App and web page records

+ + +

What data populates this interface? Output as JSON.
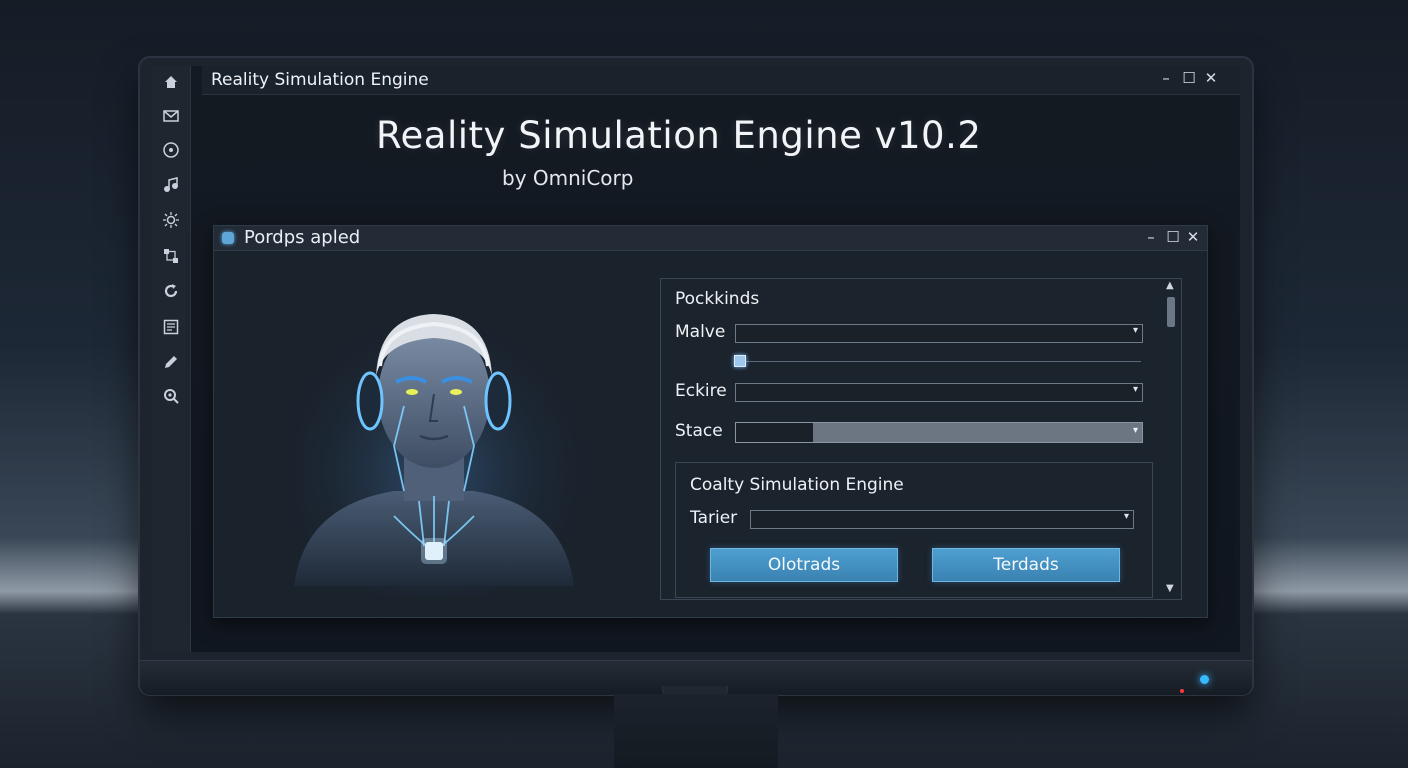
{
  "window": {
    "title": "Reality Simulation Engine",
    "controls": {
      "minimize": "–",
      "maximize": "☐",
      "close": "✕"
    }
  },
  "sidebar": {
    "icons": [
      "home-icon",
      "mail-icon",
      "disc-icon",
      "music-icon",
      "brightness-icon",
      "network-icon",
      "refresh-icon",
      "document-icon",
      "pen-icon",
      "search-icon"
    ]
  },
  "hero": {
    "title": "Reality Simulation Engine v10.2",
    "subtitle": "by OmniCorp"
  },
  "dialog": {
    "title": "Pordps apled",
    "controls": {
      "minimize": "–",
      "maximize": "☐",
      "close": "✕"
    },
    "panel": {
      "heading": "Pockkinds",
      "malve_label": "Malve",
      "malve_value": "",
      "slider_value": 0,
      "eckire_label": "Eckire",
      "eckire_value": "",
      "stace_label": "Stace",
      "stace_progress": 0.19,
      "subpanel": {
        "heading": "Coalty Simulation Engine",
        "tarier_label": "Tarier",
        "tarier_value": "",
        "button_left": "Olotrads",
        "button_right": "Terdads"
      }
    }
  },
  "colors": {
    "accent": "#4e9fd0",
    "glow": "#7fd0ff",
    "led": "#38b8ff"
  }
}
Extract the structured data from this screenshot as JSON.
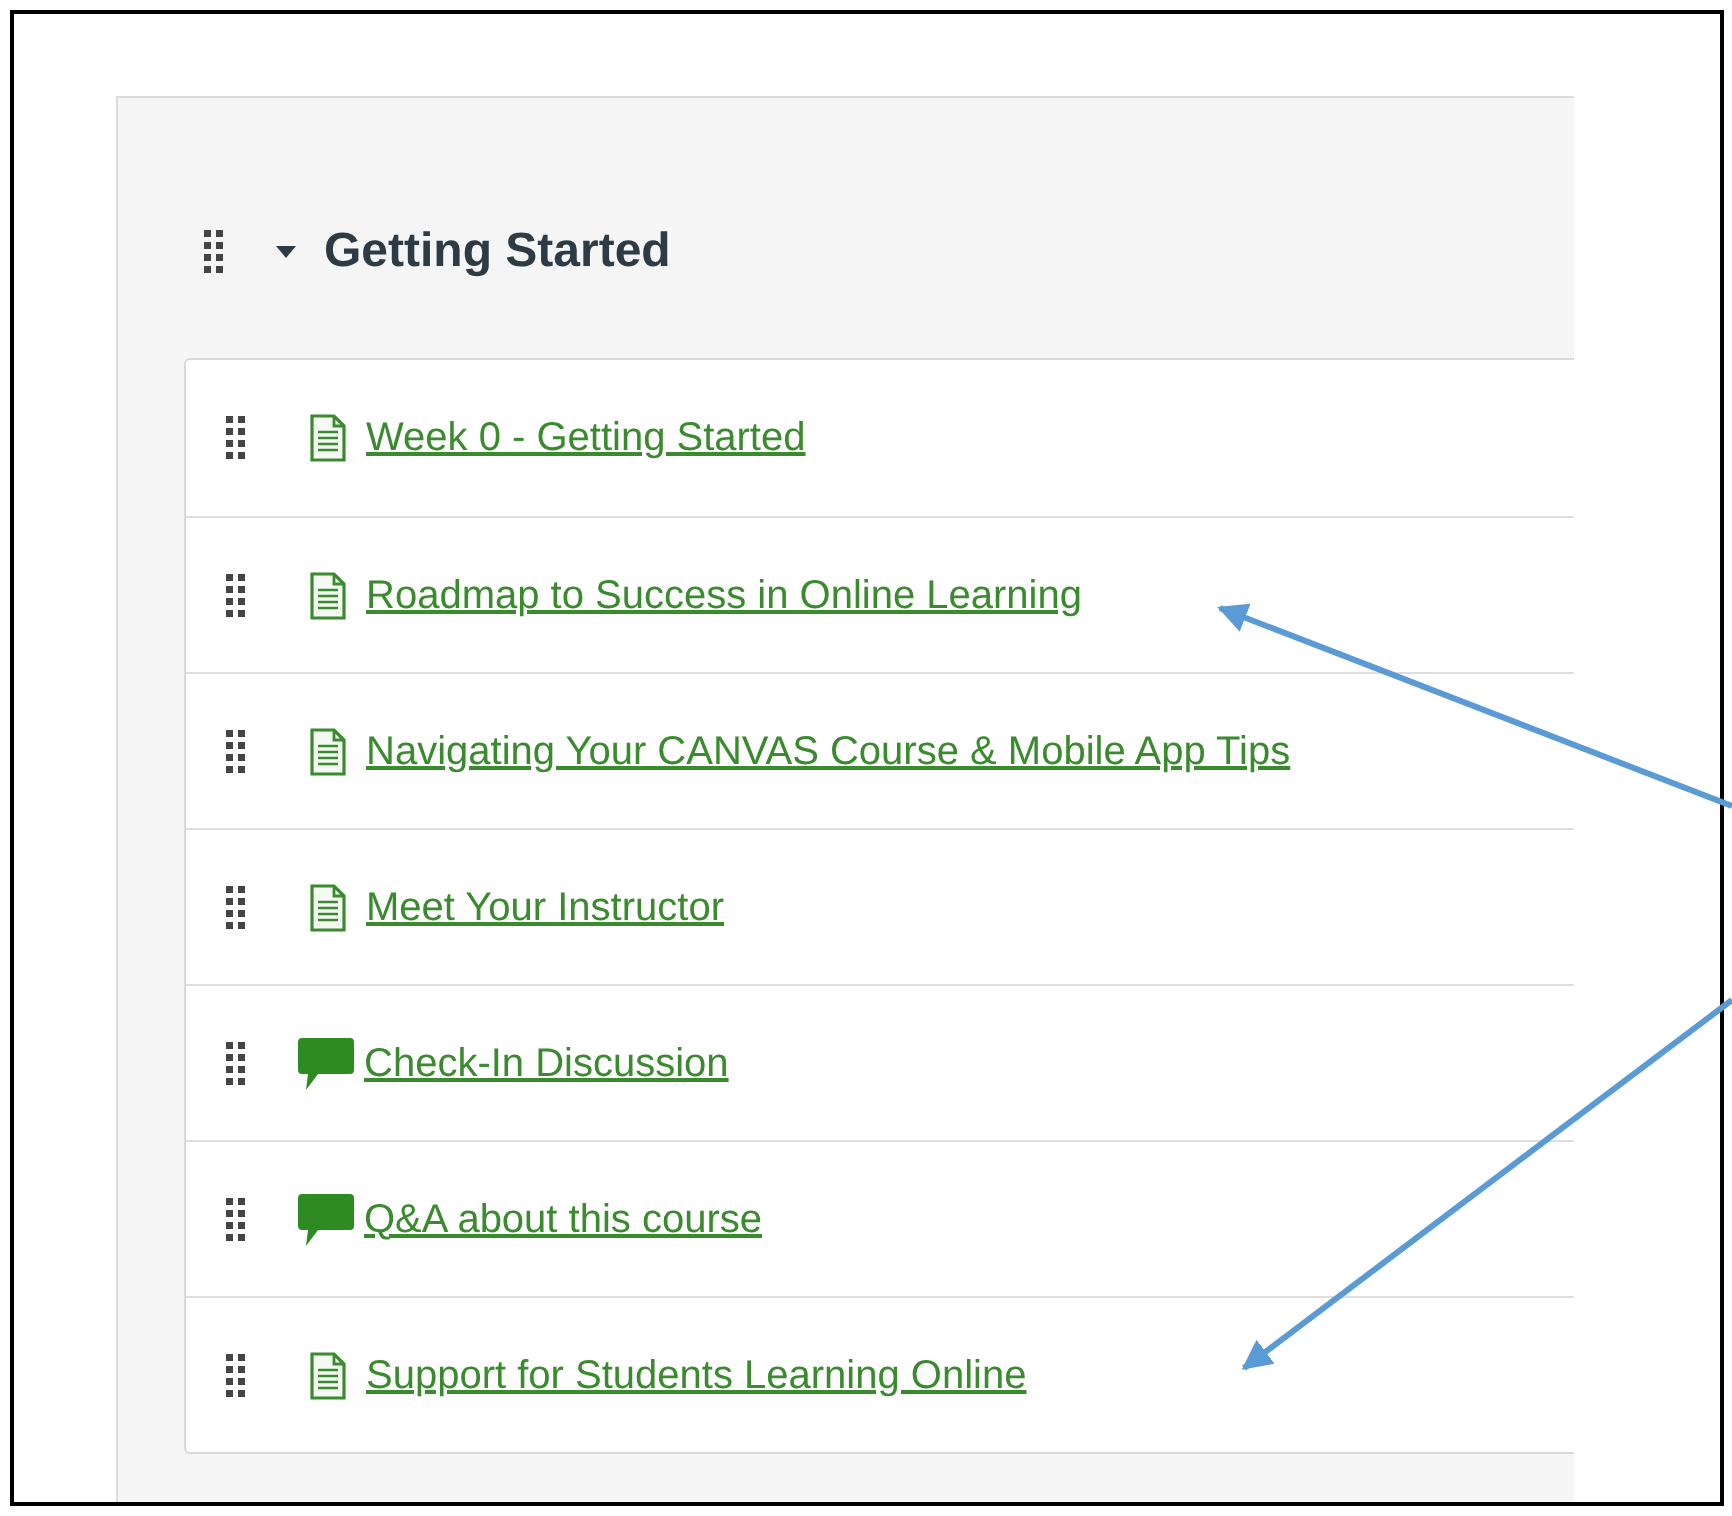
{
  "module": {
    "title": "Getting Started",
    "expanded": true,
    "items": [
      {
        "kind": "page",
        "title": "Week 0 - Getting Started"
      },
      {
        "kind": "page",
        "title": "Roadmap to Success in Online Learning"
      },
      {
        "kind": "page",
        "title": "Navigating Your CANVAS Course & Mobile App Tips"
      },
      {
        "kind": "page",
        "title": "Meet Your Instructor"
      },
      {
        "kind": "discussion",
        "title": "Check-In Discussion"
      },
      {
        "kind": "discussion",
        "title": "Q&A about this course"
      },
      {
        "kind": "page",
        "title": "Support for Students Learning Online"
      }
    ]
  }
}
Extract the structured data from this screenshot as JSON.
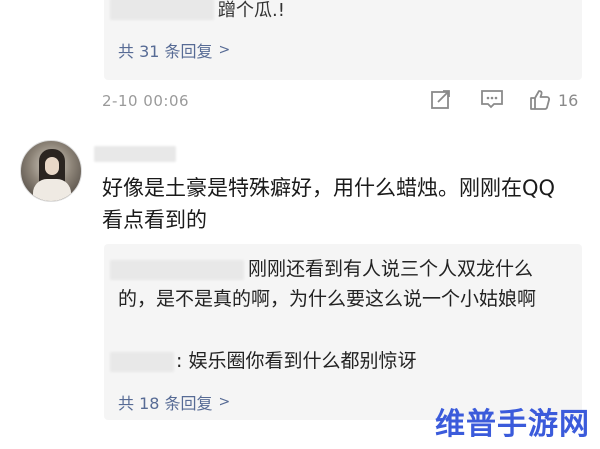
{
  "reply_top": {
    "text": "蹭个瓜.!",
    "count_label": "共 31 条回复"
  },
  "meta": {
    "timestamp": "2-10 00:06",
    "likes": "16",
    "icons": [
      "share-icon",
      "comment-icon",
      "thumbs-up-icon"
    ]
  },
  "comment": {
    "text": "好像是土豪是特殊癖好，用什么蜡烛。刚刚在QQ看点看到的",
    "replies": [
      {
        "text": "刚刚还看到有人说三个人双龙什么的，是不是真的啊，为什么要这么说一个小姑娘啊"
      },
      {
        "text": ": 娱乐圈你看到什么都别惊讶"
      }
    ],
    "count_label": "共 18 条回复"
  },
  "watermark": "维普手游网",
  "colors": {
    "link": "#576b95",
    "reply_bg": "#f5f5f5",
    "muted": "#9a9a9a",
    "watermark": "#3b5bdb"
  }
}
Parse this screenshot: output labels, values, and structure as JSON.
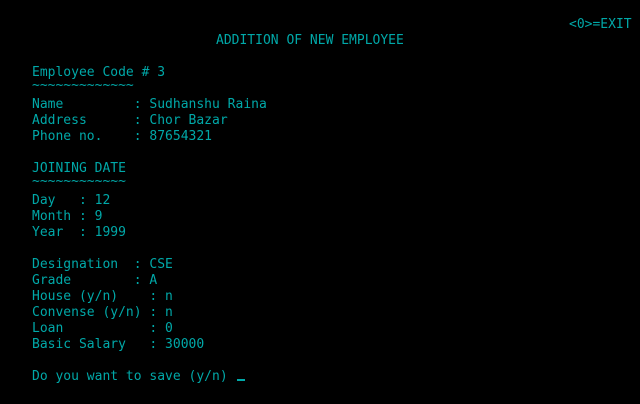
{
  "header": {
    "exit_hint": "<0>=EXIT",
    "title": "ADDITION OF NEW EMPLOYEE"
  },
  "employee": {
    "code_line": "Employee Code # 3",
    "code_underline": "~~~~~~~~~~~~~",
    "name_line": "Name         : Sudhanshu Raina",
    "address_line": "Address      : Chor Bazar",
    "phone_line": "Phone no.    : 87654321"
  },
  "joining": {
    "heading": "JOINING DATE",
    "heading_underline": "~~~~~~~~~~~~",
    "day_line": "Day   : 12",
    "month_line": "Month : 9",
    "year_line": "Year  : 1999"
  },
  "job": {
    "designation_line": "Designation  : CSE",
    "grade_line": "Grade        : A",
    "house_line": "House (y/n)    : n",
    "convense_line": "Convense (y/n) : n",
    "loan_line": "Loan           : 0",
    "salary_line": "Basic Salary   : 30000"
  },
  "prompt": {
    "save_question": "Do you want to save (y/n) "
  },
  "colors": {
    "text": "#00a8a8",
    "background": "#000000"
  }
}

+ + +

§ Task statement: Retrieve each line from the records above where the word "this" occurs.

§ Answer space:
What data populates this interface? Output as JSON.
Extract the structured data from this screenshot as JSON.
        "title": "Q&A about this course"
Extract the structured data from this screenshot as JSON.
Parse this screenshot: output labels, values, and structure as JSON.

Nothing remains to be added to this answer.